Rethinking its policies regarding marriage and the introduction of popular Christian music into church services appear to be aimed at making the church less idiosyncratic and more acceptable to the public.

However, the piece of the puzzle left unexplored by Landau, and most other mainstream journalists reporting on Moon's operations, is the recognition of the organization's political power and influence both in the US and abroad.

At the heart of Moon's political project in the US is the Washington Times, a newspaper that, according to some reports, has cost Moon more than US$3 billion since its founding.

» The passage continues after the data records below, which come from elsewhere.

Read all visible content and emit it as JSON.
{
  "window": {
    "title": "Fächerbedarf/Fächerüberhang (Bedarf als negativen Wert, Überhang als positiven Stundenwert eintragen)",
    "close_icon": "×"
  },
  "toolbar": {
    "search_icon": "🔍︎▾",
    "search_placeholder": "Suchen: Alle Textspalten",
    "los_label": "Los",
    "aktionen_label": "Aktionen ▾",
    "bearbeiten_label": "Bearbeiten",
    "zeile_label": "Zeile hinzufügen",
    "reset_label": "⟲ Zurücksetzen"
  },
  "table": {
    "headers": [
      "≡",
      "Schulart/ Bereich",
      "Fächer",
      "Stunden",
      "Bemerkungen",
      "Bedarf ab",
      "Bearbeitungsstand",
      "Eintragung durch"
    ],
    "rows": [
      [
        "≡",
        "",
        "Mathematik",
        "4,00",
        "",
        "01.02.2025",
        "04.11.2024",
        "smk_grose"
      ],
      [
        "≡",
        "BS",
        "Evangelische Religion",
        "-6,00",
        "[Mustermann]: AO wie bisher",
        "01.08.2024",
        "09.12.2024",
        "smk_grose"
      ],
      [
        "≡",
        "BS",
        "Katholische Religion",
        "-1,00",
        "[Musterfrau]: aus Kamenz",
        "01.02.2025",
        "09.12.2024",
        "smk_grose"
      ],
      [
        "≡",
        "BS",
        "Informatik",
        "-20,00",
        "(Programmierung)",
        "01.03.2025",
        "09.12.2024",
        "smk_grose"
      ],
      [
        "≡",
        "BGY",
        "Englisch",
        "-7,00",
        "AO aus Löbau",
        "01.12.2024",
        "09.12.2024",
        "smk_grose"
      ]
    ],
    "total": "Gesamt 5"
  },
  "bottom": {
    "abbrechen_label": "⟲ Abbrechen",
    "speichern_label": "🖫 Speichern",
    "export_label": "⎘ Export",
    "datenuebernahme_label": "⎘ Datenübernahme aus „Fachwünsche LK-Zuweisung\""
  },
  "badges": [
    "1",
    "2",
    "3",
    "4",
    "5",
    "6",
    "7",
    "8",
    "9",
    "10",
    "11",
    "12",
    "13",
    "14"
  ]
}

However, the importance of the Times to the conservative movement far outweighs its expensive price tag.

The newspaper recently announced that in collaboration with the powerful Washington-based think-tank, the Heritage Foundation, and several other organizations, it was launching, "a website with technology that allows activists to talk up to ideological and party leaders and interact in innovative ways".

" creates a cutting-edge new marriage between the social publishing world of bloggers and the social networking world of Twitter, YouTube and the like," said John Solomon, executive editor and vice president for content of The Times.

"Most opinion sites today enable thought-leaders to talk down to the masses, but empowers users to change the direction of that dialogue, allowing the Joe the Plumbers of the world to speak up to major thinkers, like Newt Gingrich," he said.

"Using the Washington Times as a propagandist for the Reagan-Bush crowd, Moon sanitized himself as much as anyone could ever imagine," Parry pointed out. "By investing smartly in the American conservative movement - and thus gaining influential defenders of his own - he also intimidated much of the US news media and US government investigators from discussing his real history or looking too deeply at his curious funding methods."